» Your task: Across all the records below, count the lines that hold "image". State only that figure.

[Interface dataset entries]
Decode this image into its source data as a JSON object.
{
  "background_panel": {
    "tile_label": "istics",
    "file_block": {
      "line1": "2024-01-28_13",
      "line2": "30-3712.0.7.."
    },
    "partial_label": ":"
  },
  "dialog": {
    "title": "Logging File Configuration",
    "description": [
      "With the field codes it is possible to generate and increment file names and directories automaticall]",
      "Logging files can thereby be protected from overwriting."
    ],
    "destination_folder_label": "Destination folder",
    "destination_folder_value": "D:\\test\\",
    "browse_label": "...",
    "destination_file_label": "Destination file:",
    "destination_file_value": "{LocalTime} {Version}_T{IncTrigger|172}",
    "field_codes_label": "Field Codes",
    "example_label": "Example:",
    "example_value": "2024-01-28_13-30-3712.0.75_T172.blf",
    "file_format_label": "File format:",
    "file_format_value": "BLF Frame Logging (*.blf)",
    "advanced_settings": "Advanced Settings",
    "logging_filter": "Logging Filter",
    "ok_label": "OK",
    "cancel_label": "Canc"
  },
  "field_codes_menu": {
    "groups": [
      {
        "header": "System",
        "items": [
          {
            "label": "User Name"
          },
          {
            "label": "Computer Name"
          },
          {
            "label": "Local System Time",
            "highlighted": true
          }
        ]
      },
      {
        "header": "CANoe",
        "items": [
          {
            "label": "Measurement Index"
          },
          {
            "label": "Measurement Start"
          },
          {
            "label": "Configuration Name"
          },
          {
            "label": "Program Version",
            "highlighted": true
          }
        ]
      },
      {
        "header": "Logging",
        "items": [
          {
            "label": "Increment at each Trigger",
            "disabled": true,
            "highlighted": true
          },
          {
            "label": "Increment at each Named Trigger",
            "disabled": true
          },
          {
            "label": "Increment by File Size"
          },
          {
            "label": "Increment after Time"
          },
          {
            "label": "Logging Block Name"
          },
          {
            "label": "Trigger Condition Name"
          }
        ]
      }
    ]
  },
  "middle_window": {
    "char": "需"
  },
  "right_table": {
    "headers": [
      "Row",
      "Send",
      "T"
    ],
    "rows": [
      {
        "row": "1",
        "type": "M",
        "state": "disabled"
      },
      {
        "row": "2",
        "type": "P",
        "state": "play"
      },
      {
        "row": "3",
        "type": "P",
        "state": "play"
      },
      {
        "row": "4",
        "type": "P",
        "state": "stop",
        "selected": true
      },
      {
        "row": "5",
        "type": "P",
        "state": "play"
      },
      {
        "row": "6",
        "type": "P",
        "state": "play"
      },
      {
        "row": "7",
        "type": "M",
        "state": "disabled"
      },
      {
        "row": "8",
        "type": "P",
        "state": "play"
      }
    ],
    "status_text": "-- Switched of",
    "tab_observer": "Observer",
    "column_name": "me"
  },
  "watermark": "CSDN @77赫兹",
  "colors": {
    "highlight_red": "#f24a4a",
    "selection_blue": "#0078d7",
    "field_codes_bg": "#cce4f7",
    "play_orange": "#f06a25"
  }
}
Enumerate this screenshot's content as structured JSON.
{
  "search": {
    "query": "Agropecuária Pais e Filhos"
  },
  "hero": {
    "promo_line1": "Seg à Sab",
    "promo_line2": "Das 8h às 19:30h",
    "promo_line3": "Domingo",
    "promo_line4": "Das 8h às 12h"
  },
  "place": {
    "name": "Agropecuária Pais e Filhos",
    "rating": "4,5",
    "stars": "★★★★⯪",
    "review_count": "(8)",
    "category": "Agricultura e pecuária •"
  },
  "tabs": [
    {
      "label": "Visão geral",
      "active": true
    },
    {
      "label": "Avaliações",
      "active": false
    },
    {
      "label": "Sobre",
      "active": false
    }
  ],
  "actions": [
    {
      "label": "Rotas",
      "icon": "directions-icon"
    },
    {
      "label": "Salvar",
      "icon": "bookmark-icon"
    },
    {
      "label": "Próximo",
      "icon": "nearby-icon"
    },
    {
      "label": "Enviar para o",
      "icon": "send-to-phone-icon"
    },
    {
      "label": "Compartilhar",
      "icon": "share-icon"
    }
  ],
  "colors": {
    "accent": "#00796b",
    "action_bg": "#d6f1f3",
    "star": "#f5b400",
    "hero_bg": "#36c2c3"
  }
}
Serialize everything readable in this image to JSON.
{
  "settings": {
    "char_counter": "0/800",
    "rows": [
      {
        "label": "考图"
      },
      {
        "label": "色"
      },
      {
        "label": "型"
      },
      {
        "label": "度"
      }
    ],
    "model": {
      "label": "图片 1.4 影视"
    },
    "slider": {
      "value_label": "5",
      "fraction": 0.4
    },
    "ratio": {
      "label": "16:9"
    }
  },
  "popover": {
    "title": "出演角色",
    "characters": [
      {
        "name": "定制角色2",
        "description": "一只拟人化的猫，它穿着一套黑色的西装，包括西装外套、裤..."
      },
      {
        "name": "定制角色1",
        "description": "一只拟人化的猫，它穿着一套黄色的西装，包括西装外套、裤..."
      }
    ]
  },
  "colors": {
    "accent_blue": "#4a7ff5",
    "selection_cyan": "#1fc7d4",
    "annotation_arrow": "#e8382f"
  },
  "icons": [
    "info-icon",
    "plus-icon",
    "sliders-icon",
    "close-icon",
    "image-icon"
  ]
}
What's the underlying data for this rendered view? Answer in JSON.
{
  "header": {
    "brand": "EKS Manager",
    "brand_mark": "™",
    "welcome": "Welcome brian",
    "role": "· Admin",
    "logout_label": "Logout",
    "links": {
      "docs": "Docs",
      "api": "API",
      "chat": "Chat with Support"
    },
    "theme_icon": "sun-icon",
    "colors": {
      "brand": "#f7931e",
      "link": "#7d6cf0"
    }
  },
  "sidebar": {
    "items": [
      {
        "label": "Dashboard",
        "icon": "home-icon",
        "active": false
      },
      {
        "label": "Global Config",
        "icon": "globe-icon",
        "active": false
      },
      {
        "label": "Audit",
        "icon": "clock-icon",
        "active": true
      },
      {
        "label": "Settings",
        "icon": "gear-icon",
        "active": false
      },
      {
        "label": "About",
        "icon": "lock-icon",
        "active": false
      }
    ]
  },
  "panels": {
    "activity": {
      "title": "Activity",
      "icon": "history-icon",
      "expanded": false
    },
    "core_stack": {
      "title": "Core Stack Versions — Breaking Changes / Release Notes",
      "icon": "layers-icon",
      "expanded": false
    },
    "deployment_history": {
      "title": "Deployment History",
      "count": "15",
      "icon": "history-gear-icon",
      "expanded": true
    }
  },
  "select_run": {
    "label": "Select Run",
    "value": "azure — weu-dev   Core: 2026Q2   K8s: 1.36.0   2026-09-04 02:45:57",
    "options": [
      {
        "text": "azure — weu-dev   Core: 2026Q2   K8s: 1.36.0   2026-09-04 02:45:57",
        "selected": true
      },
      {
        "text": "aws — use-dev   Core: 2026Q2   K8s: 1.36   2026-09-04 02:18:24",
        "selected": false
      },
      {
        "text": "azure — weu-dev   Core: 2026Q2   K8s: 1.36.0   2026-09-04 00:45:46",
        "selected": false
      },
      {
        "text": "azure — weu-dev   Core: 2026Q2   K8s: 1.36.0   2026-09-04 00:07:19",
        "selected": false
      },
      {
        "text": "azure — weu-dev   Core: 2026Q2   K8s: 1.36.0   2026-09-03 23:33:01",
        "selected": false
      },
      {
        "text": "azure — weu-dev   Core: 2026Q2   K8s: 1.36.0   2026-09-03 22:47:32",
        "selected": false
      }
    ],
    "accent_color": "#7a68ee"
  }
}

» Output: 3